The new online valuation mapping tool provided by Revenue is probably getting tens of thousands of hits every day as property owners try and find out how much property tax they might have to pay. More about Valuation Web Site Here
The Revenue Interactive Property Valuation guide allows users to zoom in on electoral districts and see average property values for different types of house (detached/ semi/ bungalow/ apartment) . (There are about 3400 electoral districts with populations ranging from 17000 down to 200)
How accurate is the Revenue Valuation Guide ?
Firstly – it is meant only as a guide and not to be a definite figure for the Property Tax . Just because your type of house is showing as being in Band 2 for the property tax ( 100,001 to 150,000) – it doesn’t mean that is the property tax you will have to pay.
The vast bulk of the valuation data used by Revenue has come from from house sales since 2010. The government only started charging stamp duty on all house purchases in 2010 . The main reason for this was to enable the data to be used to build a property price register. Stamp Duty data doesn’t have any information about the type of house or the size of house.
The sale price data of just 51600 houses was used for the project. That is just 2.5% of all residential property in Ireland. Not a great starting point .
Revenue supplemented the stamp duty data with 1000 Nama valuations and 1300 valuations by professional valuers. So that was a total of 53,900 property sale prices or valuations.
Prices were adjusted to take account of changes as per the CSO price register to bring them all down to a mid 2012 estimate.
The house value data was then matched to specific properties held on a Geo Directory which also holds some information about property type (detached / semi etc)
Only 36800 properties out of 53900 were matched – and it was these properties that were used to build the full valuation model for the whole country. The number of Dublin area properties was 15693 , properties in other cities (Cork, Limerick, Galway and Waterford) totalled 3039 and the rest of the properties (18014) were from other areas.
Revenue’s own documentation estimates that the online valuation tool will place properties in the correct valuation band in just 48% of cases.
They also estimate that 22% of properties will be valued one band too low and that 21% of homes will be valued at one band too high.
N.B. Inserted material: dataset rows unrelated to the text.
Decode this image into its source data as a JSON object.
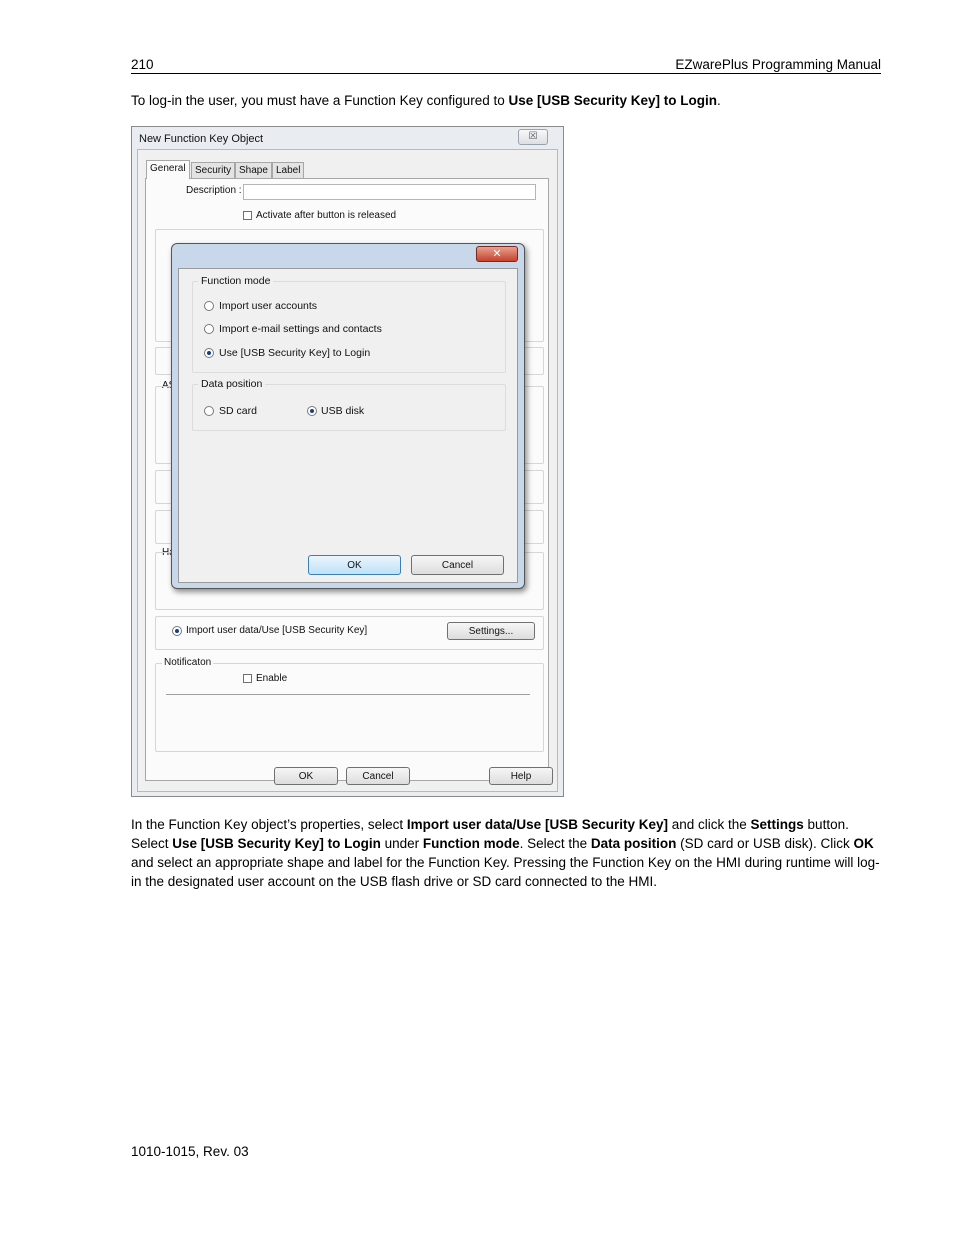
{
  "header": {
    "page_number": "210",
    "manual_title": "EZwarePlus Programming Manual"
  },
  "intro": {
    "text": "To log-in the user, you must have a Function Key configured to ",
    "bold": "Use [USB Security Key] to Login",
    "end": "."
  },
  "window": {
    "title": "New  Function Key Object",
    "close_glyph": "☒",
    "tabs": [
      "General",
      "Security",
      "Shape",
      "Label"
    ],
    "description_label": "Description :",
    "description_value": "",
    "activate_label": "Activate after button is released",
    "partial_label_a": "AS",
    "partial_label_h": "Ha",
    "import_radio_label": "Import user data/Use [USB Security Key]",
    "settings_button": "Settings...",
    "notification_label": "Notificaton",
    "enable_label": "Enable",
    "ok_button": "OK",
    "cancel_button": "Cancel",
    "help_button": "Help"
  },
  "dialog": {
    "close_glyph": "✕",
    "function_mode_label": "Function mode",
    "options": [
      "Import user accounts",
      "Import  e-mail settings and contacts",
      "Use [USB Security Key] to Login"
    ],
    "data_position_label": "Data position",
    "sd_card": "SD card",
    "usb_disk": "USB disk",
    "ok_button": "OK",
    "cancel_button": "Cancel"
  },
  "body_text": {
    "s1": "In the Function Key object’s properties, select ",
    "b1": "Import user data/Use [USB Security Key]",
    "s2": " and click the ",
    "b2": "Settings",
    "s3": " button. Select ",
    "b3": "Use [USB Security Key] to Login",
    "s4": " under ",
    "b4": "Function mode",
    "s5": ". Select the ",
    "b5": "Data position",
    "s6": " (SD card or USB disk). Click ",
    "b6": "OK",
    "s7": " and select an appropriate shape and label for the Function Key. Pressing the Function Key on the HMI during runtime will log-in the designated user account on the USB flash drive or SD card connected to the HMI."
  },
  "footer": {
    "doc_id": "1010-1015, Rev. 03"
  }
}
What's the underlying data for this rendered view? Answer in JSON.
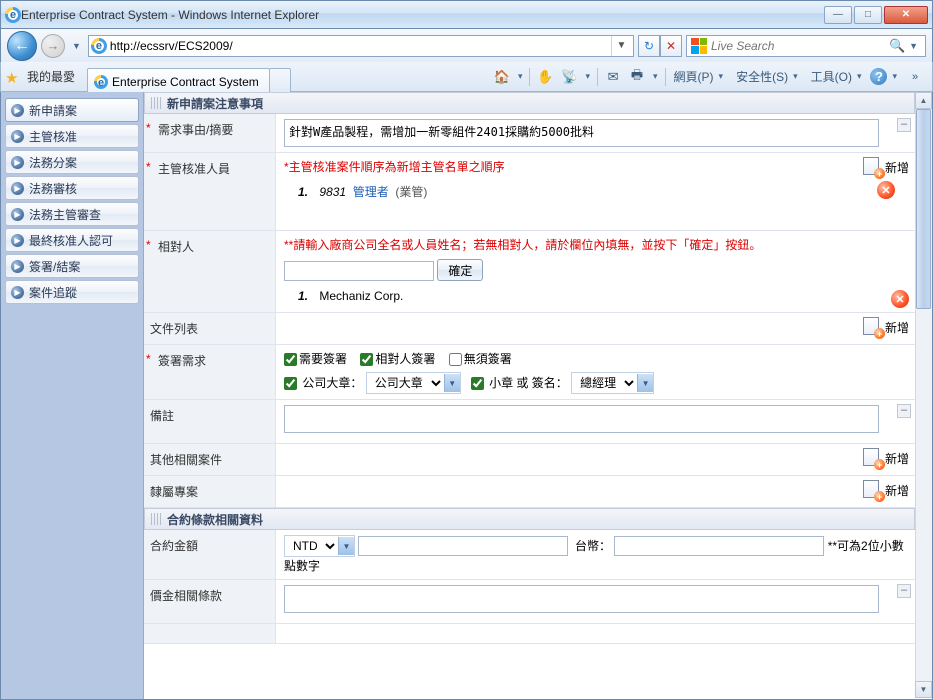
{
  "window": {
    "title": "Enterprise Contract System - Windows Internet Explorer"
  },
  "addressbar": {
    "url": "http://ecssrv/ECS2009/"
  },
  "search": {
    "placeholder": "Live Search"
  },
  "favorites_label": "我的最愛",
  "tab": {
    "title": "Enterprise Contract System"
  },
  "cmdmenu": {
    "page": "網頁(P)",
    "safety": "安全性(S)",
    "tools": "工具(O)"
  },
  "sidebar": {
    "items": [
      {
        "label": "新申請案"
      },
      {
        "label": "主管核准"
      },
      {
        "label": "法務分案"
      },
      {
        "label": "法務審核"
      },
      {
        "label": "法務主管審查"
      },
      {
        "label": "最終核准人認可"
      },
      {
        "label": "簽署/結案"
      },
      {
        "label": "案件追蹤"
      }
    ]
  },
  "section1": {
    "title": "新申請案注意事項"
  },
  "form": {
    "summary_label": "需求事由/摘要",
    "summary_value": "針對W產品製程，需增加一新零組件2401採購約5000批料",
    "approver_label": "主管核准人員",
    "approver_note": "*主管核准案件順序為新增主管名單之順序",
    "approver_item_no": "1.",
    "approver_code": "9831",
    "approver_name": "管理者",
    "approver_role": "(業管)",
    "counter_label": "相對人",
    "counter_note": "**請輸入廠商公司全名或人員姓名；若無相對人，請於欄位內填無，並按下「確定」按鈕。",
    "confirm_btn": "確定",
    "counter_item_no": "1.",
    "counter_name": "Mechaniz Corp.",
    "files_label": "文件列表",
    "sign_label": "簽署需求",
    "sign_need": "需要簽署",
    "sign_counter": "相對人簽署",
    "sign_none": "無須簽署",
    "seal_big_label": "公司大章：",
    "seal_big_value": "公司大章",
    "seal_small_label": "小章 或 簽名：",
    "seal_small_value": "總經理",
    "remark_label": "備註",
    "related_label": "其他相關案件",
    "belong_label": "隸屬專案",
    "add_label": "新增"
  },
  "section2": {
    "title": "合約條款相關資料"
  },
  "contract": {
    "amount_label": "合約金額",
    "currency": "NTD",
    "twd_label": "台幣：",
    "decimal_note": "**可為2位小數點數字",
    "price_terms_label": "價金相關條款"
  }
}
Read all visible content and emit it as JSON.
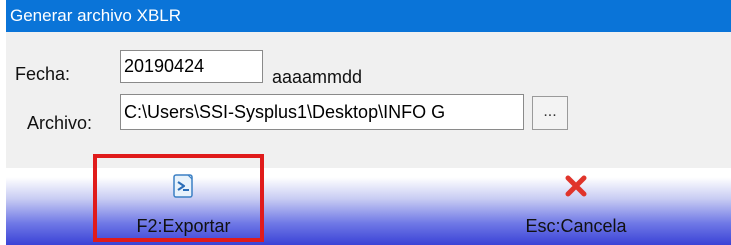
{
  "window": {
    "title": "Generar archivo XBLR"
  },
  "form": {
    "fecha_label": "Fecha:",
    "fecha_value": "20190424",
    "fecha_hint": "aaaammdd",
    "archivo_label": "Archivo:",
    "archivo_value": "C:\\Users\\SSI-Sysplus1\\Desktop\\INFO G",
    "browse_label": "..."
  },
  "toolbar": {
    "export_label": "F2:Exportar",
    "export_icon": "export-icon",
    "cancel_label": "Esc:Cancela",
    "cancel_icon": "close-icon"
  },
  "colors": {
    "titlebar": "#0a74d8",
    "highlight": "#e01b1b",
    "cancel_icon": "#e0342b"
  }
}
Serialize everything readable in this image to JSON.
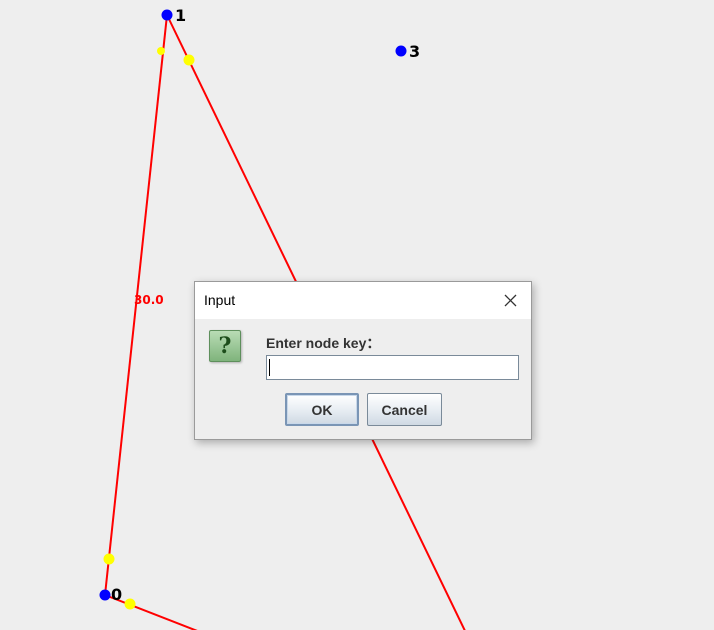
{
  "graph": {
    "nodes": [
      {
        "key": "1"
      },
      {
        "key": "3"
      },
      {
        "key": "0"
      }
    ],
    "edge_weights": [
      "30.0"
    ],
    "colors": {
      "edge": "#ff0000",
      "node": "#0000ff",
      "anchor": "#ffff00",
      "canvas": "#eeeeee"
    }
  },
  "dialog": {
    "title": "Input",
    "icon": "question-icon",
    "icon_glyph": "?",
    "close_icon": "close-icon",
    "prompt": "Enter node key：",
    "input_value": "",
    "ok_label": "OK",
    "cancel_label": "Cancel"
  }
}
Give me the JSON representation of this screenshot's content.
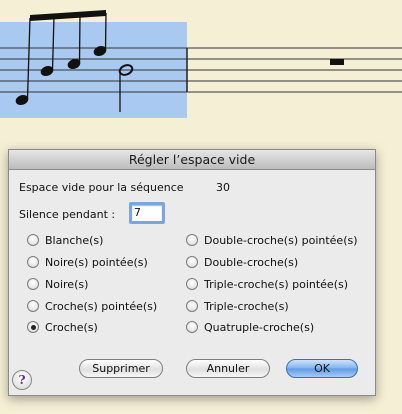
{
  "dialog": {
    "title": "Régler l’espace vide",
    "empty_space_label": "Espace vide pour la séquence",
    "empty_space_value": "30",
    "silence_label": "Silence pendant :",
    "silence_value": "7",
    "durations": [
      {
        "label": "Blanche(s)",
        "selected": false
      },
      {
        "label": "Noire(s) pointée(s)",
        "selected": false
      },
      {
        "label": "Noire(s)",
        "selected": false
      },
      {
        "label": "Croche(s) pointée(s)",
        "selected": false
      },
      {
        "label": "Croche(s)",
        "selected": true
      },
      {
        "label": "Double-croche(s) pointée(s)",
        "selected": false
      },
      {
        "label": "Double-croche(s)",
        "selected": false
      },
      {
        "label": "Triple-croche(s) pointée(s)",
        "selected": false
      },
      {
        "label": "Triple-croche(s)",
        "selected": false
      },
      {
        "label": "Quatruple-croche(s)",
        "selected": false
      }
    ],
    "buttons": {
      "delete": "Supprimer",
      "cancel": "Annuler",
      "ok": "OK"
    },
    "help": "?"
  },
  "colors": {
    "background": "#f5efd6",
    "selection_highlight": "#a9c9f0",
    "ok_button": "#6fa6ea",
    "field_focus": "#7aa6e0"
  }
}
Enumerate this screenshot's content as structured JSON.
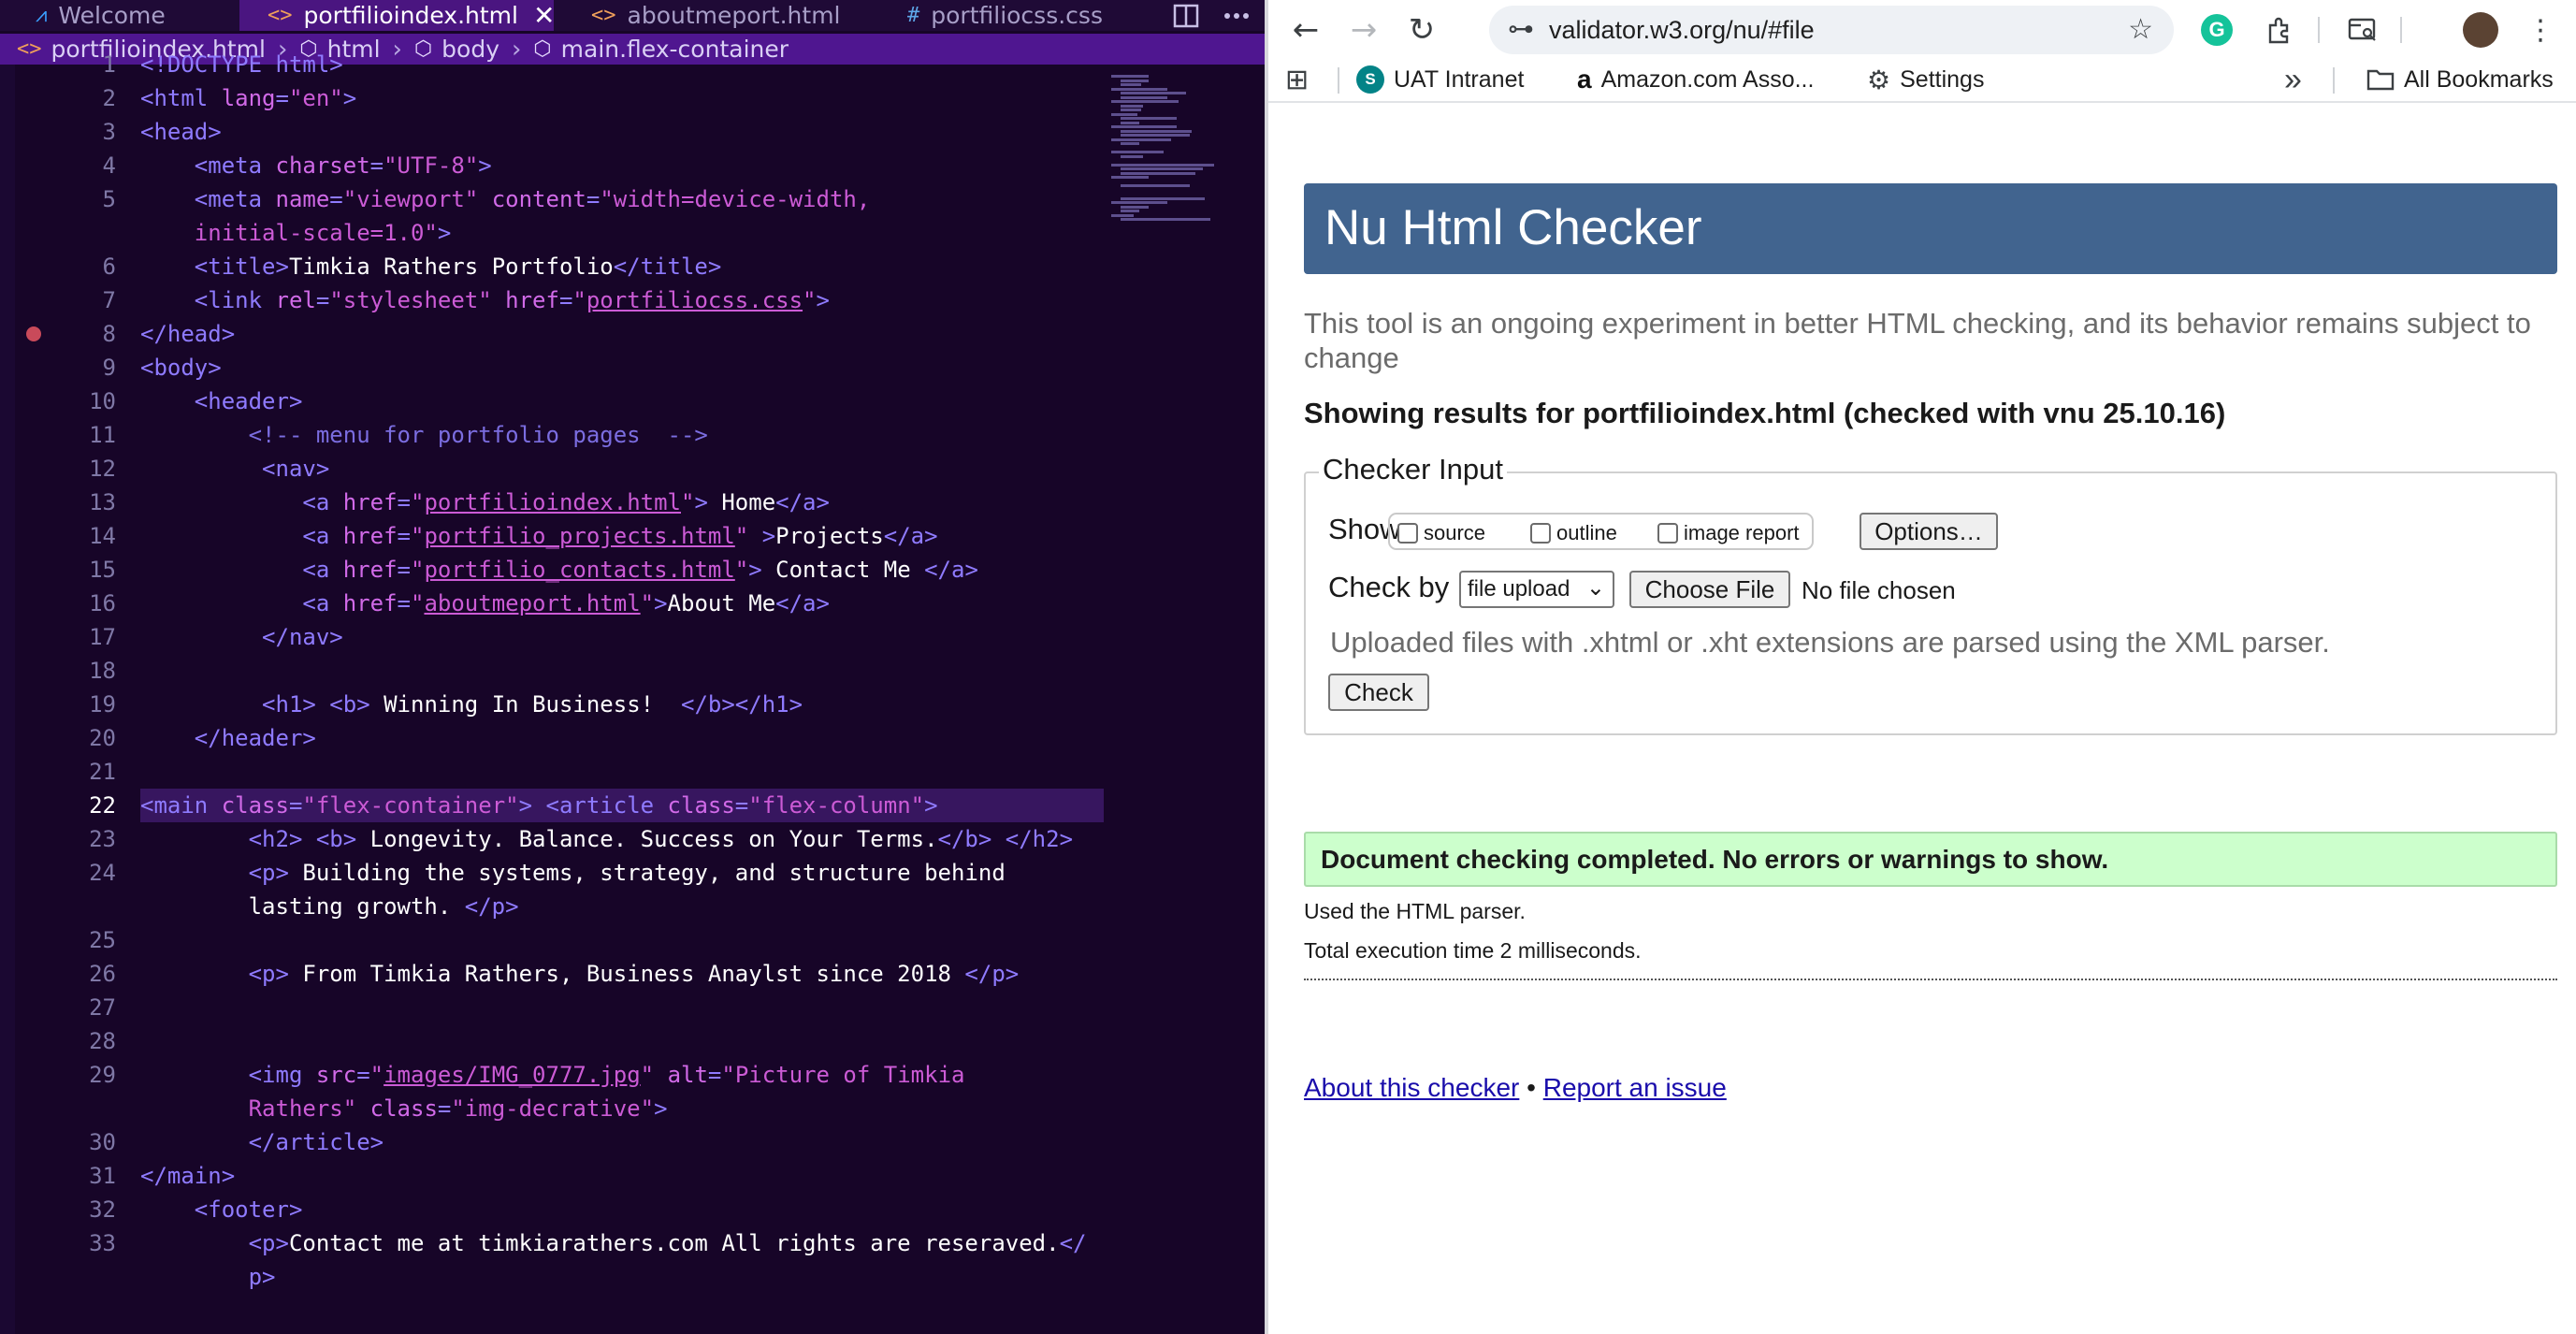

That’s a total of 43% of homes valued incorrectly by just one band – or 52% of properties valued incorrectly.
About 10% of properties could be out by 2 valuation bands or more.
Looking at it another way – 90% of properties will be either correctly banded or within 1 valuation band of the correct one.
The majority of incorrectly valued properties will be detached houses and apartments.
The main point to remember is that whilst the valuation tool might be a good starting point – it does not mean that the value shown is the value you have to use.
The property tax forms are already on the way out this month – and there will be an estimate of the property tax due printed on it for each property. In many cases the estimate on the form may not match the valuation people see on the Revenue mapping tool . That is going to cause even more confusion .
The Revenue don’t know the house type (semi/ detached / bungalow) of each and every individual property in the country. (That question should have been asked when they set up the Household Charge – but all they asked was if it was a house or an apartment !)
So any property tax estimate on the form will probably be based on average values in the whole area – for all property types. So we expect the estimates not to be an accurate reflection of house value in the majority of cases.
But – people must realise that the estimate is NOT a valuation. You are responsible for valuing your house for the property tax. The estimate is the amount that Revenue will chase you for if you dont return a completed property tax return.
Read all our articles about the Property Tax here – and find out more about how and when to pay the property tax , exemptions from the property tax , deferrals and deductions from salary and penalties.